  • [Giunchiglia and Lifschitz1998] Giunchiglia, E., and Lifschitz, V. 1998. An action language based on causal explanation: Preliminary report. In Proc. of AAAI/IAAI, 623–630.
  • [Giunchiglia et al.2004] Giunchiglia, E.; Lee, J.; Lifschitz, V.; McCain, N.; and Turner, H. 2004. Nonmonotonic causal theories. Artificial Intelligence 153(1):49–104.
  • [Kowalski and Sadri1999] Kowalski, R. A., and Sadri, F. 1999. From logic programming towards multi-agent systems. Ann. Math. Artif. Intell. 25(3-4):391–419.
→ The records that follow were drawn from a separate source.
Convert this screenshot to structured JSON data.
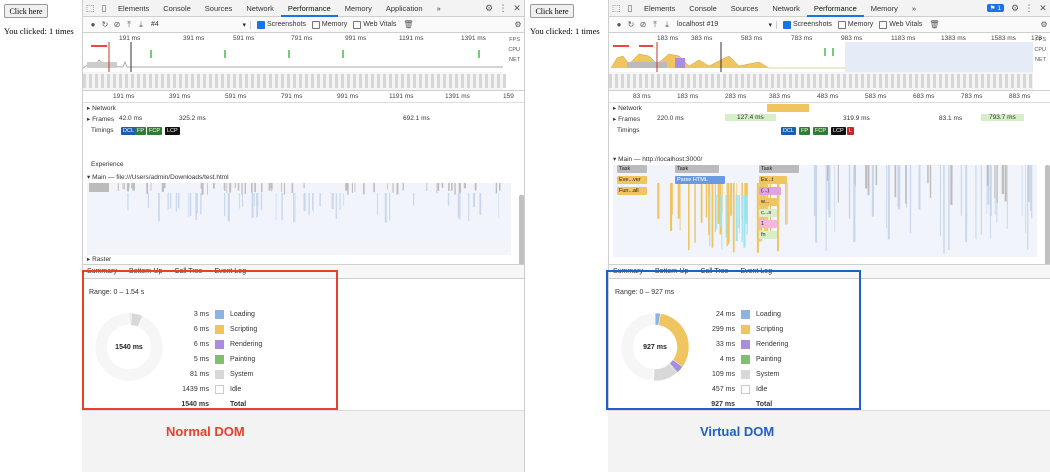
{
  "left": {
    "button_label": "Click here",
    "clicked_text": "You clicked: 1 times",
    "tabs": [
      "Elements",
      "Console",
      "Sources",
      "Network",
      "Performance",
      "Memory",
      "Application"
    ],
    "active_tab": "Performance",
    "more_tabs": "»",
    "recording": "#4",
    "checkboxes": [
      {
        "label": "Screenshots",
        "checked": true
      },
      {
        "label": "Memory",
        "checked": false
      },
      {
        "label": "Web Vitals",
        "checked": false
      }
    ],
    "overview_ticks": [
      "191 ms",
      "391 ms",
      "591 ms",
      "791 ms",
      "991 ms",
      "1191 ms",
      "1391 ms"
    ],
    "overview_labels": [
      "FPS",
      "CPU",
      "NET"
    ],
    "ruler_ticks": [
      "191 ms",
      "391 ms",
      "591 ms",
      "791 ms",
      "991 ms",
      "1191 ms",
      "1391 ms",
      "159"
    ],
    "tracks": {
      "network": "Network",
      "frames": "Frames",
      "frame_times": [
        "42.0 ms",
        "325.2 ms",
        "692.1 ms"
      ],
      "timings": "Timings",
      "timing_markers": [
        "DCL",
        "FP",
        "FCP",
        "LCP"
      ],
      "experience": "Experience",
      "main": "Main — file:///Users/admin/Downloads/test.html",
      "raster": "Raster"
    },
    "bottom_tabs": [
      "Summary",
      "Bottom-Up",
      "Call Tree",
      "Event Log"
    ],
    "range": "Range: 0 – 1.54 s",
    "donut_label": "1540 ms",
    "legend": [
      {
        "ms": "3 ms",
        "label": "Loading",
        "color": "#8fb3e0"
      },
      {
        "ms": "6 ms",
        "label": "Scripting",
        "color": "#f0c45f"
      },
      {
        "ms": "6 ms",
        "label": "Rendering",
        "color": "#a88de0"
      },
      {
        "ms": "5 ms",
        "label": "Painting",
        "color": "#7fbf6e"
      },
      {
        "ms": "81 ms",
        "label": "System",
        "color": "#d8d8d8"
      },
      {
        "ms": "1439 ms",
        "label": "Idle",
        "color": "#ffffff"
      },
      {
        "ms": "1540 ms",
        "label": "Total",
        "color": ""
      }
    ],
    "caption": "Normal DOM",
    "caption_color": "#e8402a"
  },
  "right": {
    "button_label": "Click here",
    "clicked_text": "You clicked: 1 times",
    "tabs": [
      "Elements",
      "Console",
      "Sources",
      "Network",
      "Performance",
      "Memory"
    ],
    "active_tab": "Performance",
    "more_tabs": "»",
    "badge": "1",
    "recording": "localhost #19",
    "checkboxes": [
      {
        "label": "Screenshots",
        "checked": true
      },
      {
        "label": "Memory",
        "checked": false
      },
      {
        "label": "Web Vitals",
        "checked": false
      }
    ],
    "overview_ticks": [
      "183 ms",
      "383 ms",
      "583 ms",
      "783 ms",
      "983 ms",
      "1183 ms",
      "1383 ms",
      "1583 ms",
      "178"
    ],
    "overview_labels": [
      "FPS",
      "CPU",
      "NET"
    ],
    "ruler_ticks": [
      "83 ms",
      "183 ms",
      "283 ms",
      "383 ms",
      "483 ms",
      "583 ms",
      "683 ms",
      "783 ms",
      "883 ms"
    ],
    "tracks": {
      "network": "Network",
      "frames": "Frames",
      "frame_times": [
        "220.0 ms",
        "127.4 ms",
        "319.9 ms",
        "83.1 ms",
        "793.7 ms"
      ],
      "timings": "Timings",
      "timing_markers": [
        "DCL",
        "FP",
        "FCP",
        "LCP",
        "L"
      ],
      "main": "Main — http://localhost:3000/",
      "tasks": [
        "Task",
        "Task",
        "Task",
        "Eve...ver",
        "Parse HTML",
        "Ev...t",
        "Fun...all",
        "(...)",
        "w...",
        "c...s",
        "1",
        "fn"
      ]
    },
    "bottom_tabs": [
      "Summary",
      "Bottom-Up",
      "Call Tree",
      "Event Log"
    ],
    "range": "Range: 0 – 927 ms",
    "donut_label": "927 ms",
    "legend": [
      {
        "ms": "24 ms",
        "label": "Loading",
        "color": "#8fb3e0"
      },
      {
        "ms": "299 ms",
        "label": "Scripting",
        "color": "#f0c45f"
      },
      {
        "ms": "33 ms",
        "label": "Rendering",
        "color": "#a88de0"
      },
      {
        "ms": "4 ms",
        "label": "Painting",
        "color": "#7fbf6e"
      },
      {
        "ms": "109 ms",
        "label": "System",
        "color": "#d8d8d8"
      },
      {
        "ms": "457 ms",
        "label": "Idle",
        "color": "#ffffff"
      },
      {
        "ms": "927 ms",
        "label": "Total",
        "color": ""
      }
    ],
    "caption": "Virtual DOM",
    "caption_color": "#1f5fc7"
  }
}
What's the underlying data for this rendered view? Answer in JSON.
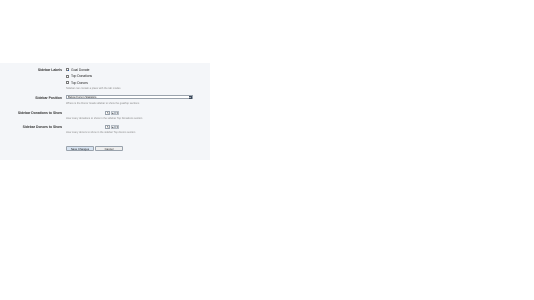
{
  "rows": {
    "sidebar_labels": "Sidebar Labels",
    "sidebar_position": "Sidebar Position",
    "donations_to_show": "Sidebar Donations to Show",
    "donors_to_show": "Sidebar Donors to Show"
  },
  "checkboxes": [
    {
      "label": "Goal Donate",
      "checked": true
    },
    {
      "label": "Top Donations",
      "checked": false
    },
    {
      "label": "Top Donors",
      "checked": false
    }
  ],
  "help": {
    "labels": "Sidebar can contain a place with the tab modes",
    "position": "Where is the Donor Goals sidebar to show the goal/top sections",
    "donations": "How many donations to show in the sidebar Top Donations section",
    "donors": "How many donors to show in the sidebar Top donors section"
  },
  "select": {
    "value": "Below Forum Statistics"
  },
  "steppers": {
    "donations_value": "5",
    "donors_value": "5",
    "up": "▲",
    "down": "▼"
  },
  "buttons": {
    "save": "Save Changes",
    "cancel": "Cancel"
  },
  "colors": {
    "panel_bg": "#f4f6f9",
    "select_button": "#3c4a5c",
    "save_bg": "#d7e3f1"
  }
}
  • [Levesque et al.1997] Levesque, H. J.; Reiter, R.; Lesperance, Y.; Lin, F.; and Scherl, R. B. 1997. GOLOG: A logic programming language for dynamic domains. The Journal of Logic Programming 31(1):59–83.
  • [Lifschitz1999] Lifschitz, V. 1999. Action languages, answer sets and planning. In The Logic Programming Paradigm: a 25-Year Perspective, 357–373. Springer.
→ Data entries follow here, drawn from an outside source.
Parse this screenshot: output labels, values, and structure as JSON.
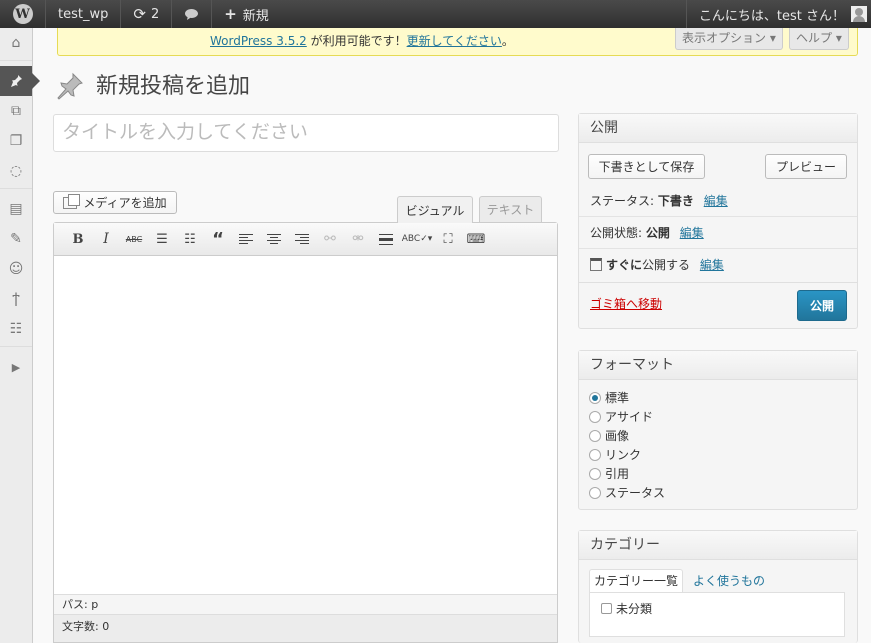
{
  "adminbar": {
    "site_name": "test_wp",
    "updates_count": "2",
    "new_label": "新規",
    "greeting": "こんにちは、test さん！"
  },
  "notice": {
    "link_version": "WordPress 3.5.2",
    "middle": " が利用可能です！",
    "link_update": "更新してください",
    "end": "。"
  },
  "screen_options": "表示オプション ▾",
  "help": "ヘルプ ▾",
  "page_title": "新規投稿を追加",
  "title_placeholder": "タイトルを入力してください",
  "editor": {
    "media_button": "メディアを追加",
    "tab_visual": "ビジュアル",
    "tab_text": "テキスト",
    "toolbar": {
      "bold": "B",
      "italic": "I",
      "strike": "ABC",
      "blockquote": "“"
    },
    "path": "パス: p",
    "wordcount": "文字数: 0"
  },
  "publish": {
    "title": "公開",
    "save_draft": "下書きとして保存",
    "preview": "プレビュー",
    "status_label": "ステータス: ",
    "status_value": "下書き",
    "visibility_label": "公開状態: ",
    "visibility_value": "公開",
    "schedule_bold": "すぐに",
    "schedule_rest": "公開する",
    "edit": "編集",
    "trash": "ゴミ箱へ移動",
    "publish_button": "公開"
  },
  "format": {
    "title": "フォーマット",
    "options": [
      "標準",
      "アサイド",
      "画像",
      "リンク",
      "引用",
      "ステータス"
    ],
    "selected": "標準"
  },
  "category": {
    "title": "カテゴリー",
    "tab_all": "カテゴリー一覧",
    "tab_popular": "よく使うもの",
    "items": [
      "未分類"
    ]
  },
  "colors": {
    "accent": "#21759b",
    "publish_button": "#2a95c5",
    "trash": "#cc0000",
    "notice_bg": "#fffbcc"
  }
}
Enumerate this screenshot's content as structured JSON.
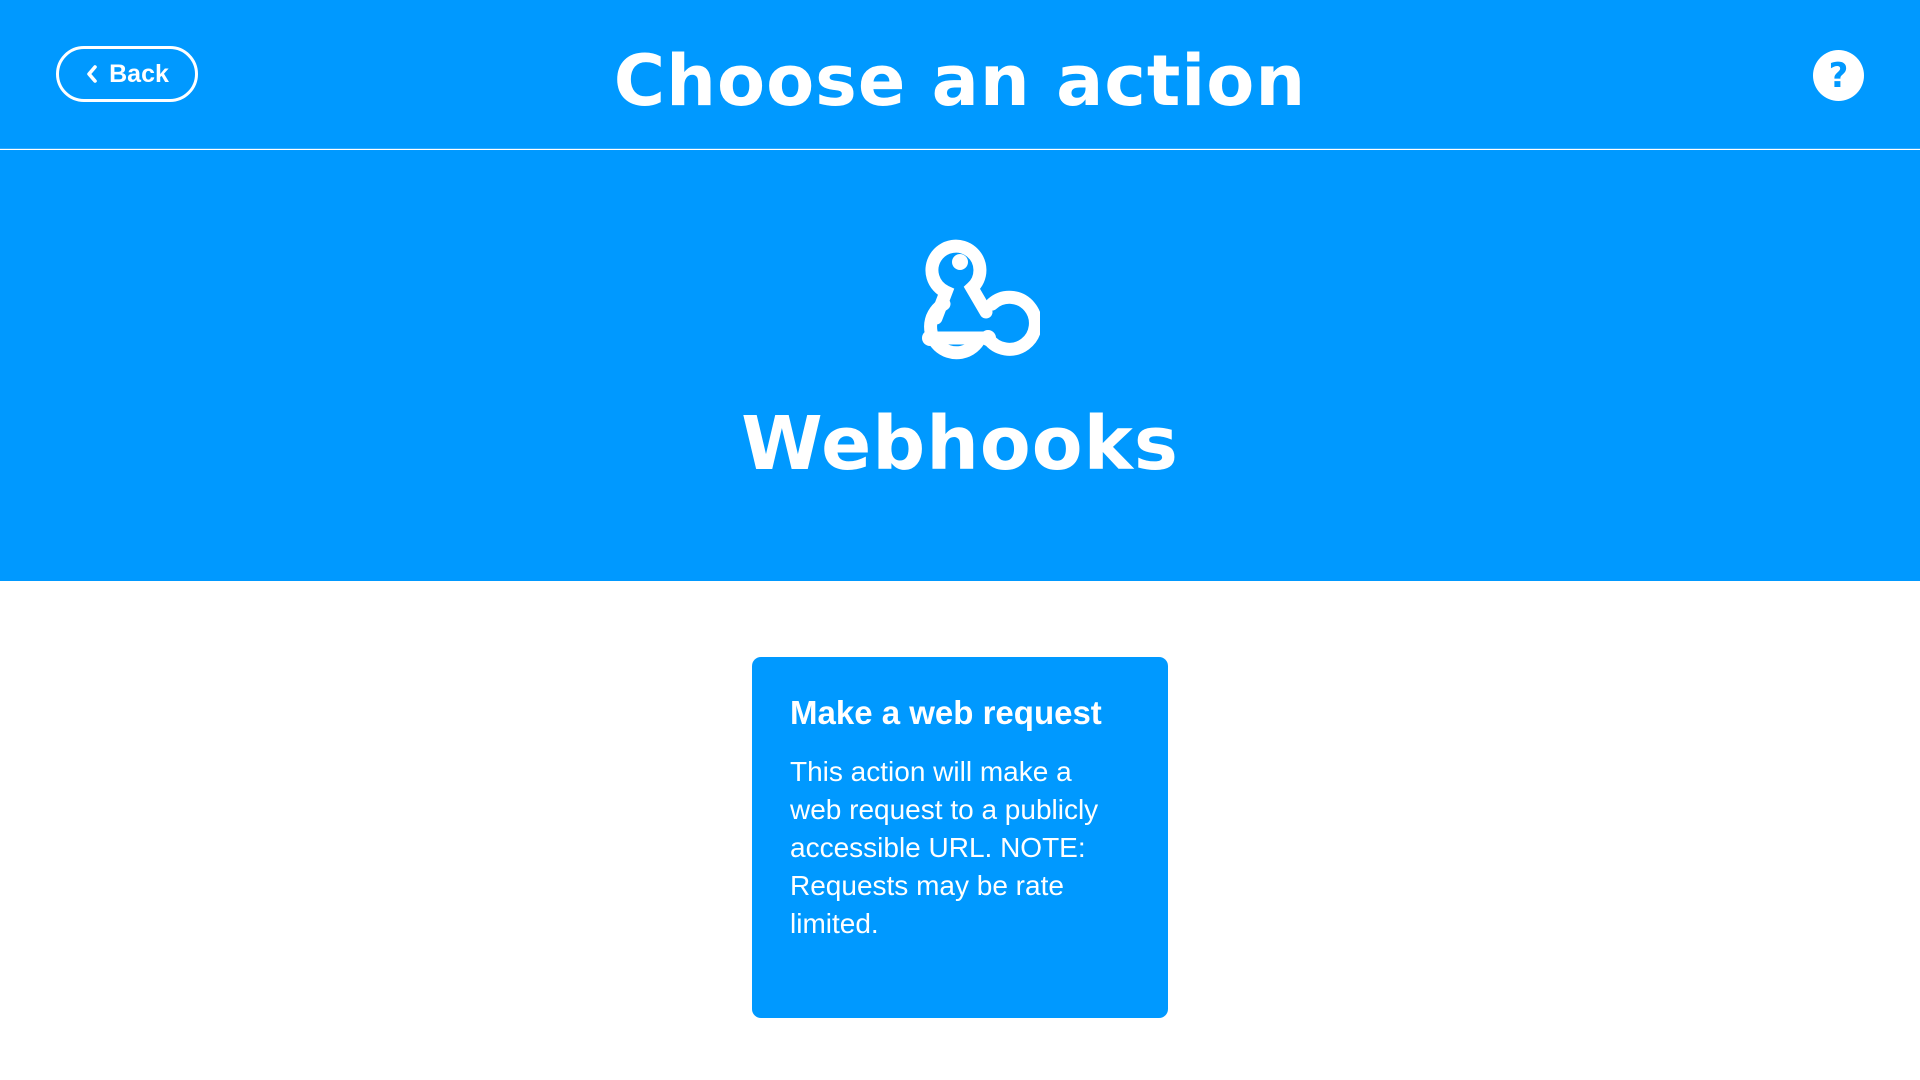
{
  "colors": {
    "brand_blue": "#0099ff",
    "text_on_brand": "#ffffff",
    "page_background": "#ffffff"
  },
  "header": {
    "back_label": "Back",
    "back_icon": "chevron-left-icon",
    "title": "Choose an action",
    "help_label": "?",
    "help_icon": "help-icon"
  },
  "service": {
    "name": "Webhooks",
    "icon": "webhooks-icon"
  },
  "actions": [
    {
      "title": "Make a web request",
      "description": "This action will make a web request to a publicly accessible URL. NOTE: Requests may be rate limited."
    }
  ]
}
  • [Lifschitz2008] Lifschitz, V. 2008. What is answer set programming? In Proc. of. AAAI, 1594–1597.
  • [Rao and Georgeff1991] Rao, A. S., and Georgeff, M. P. 1991. Modeling rational agents within a BDI-architecture. In Proc. of KR, 473–484.
  • [Son and Baral2001] Son, T. C., and Baral, C. 2001. Formalizing sensing actions – a transition function based approach. Artificial Intelligence 125(1):19–91.
  • [Soutchanski2003] Soutchanski, M. 2003. High-level robot programming and program execution. In Proc. of ICAPS Workshop on Plan Execution.
  • [Turner2002] Turner, H. 2002. Polynomial-length planning spans the polynomial hierarchy. In Proc. of JELIA, 111–124. Springer.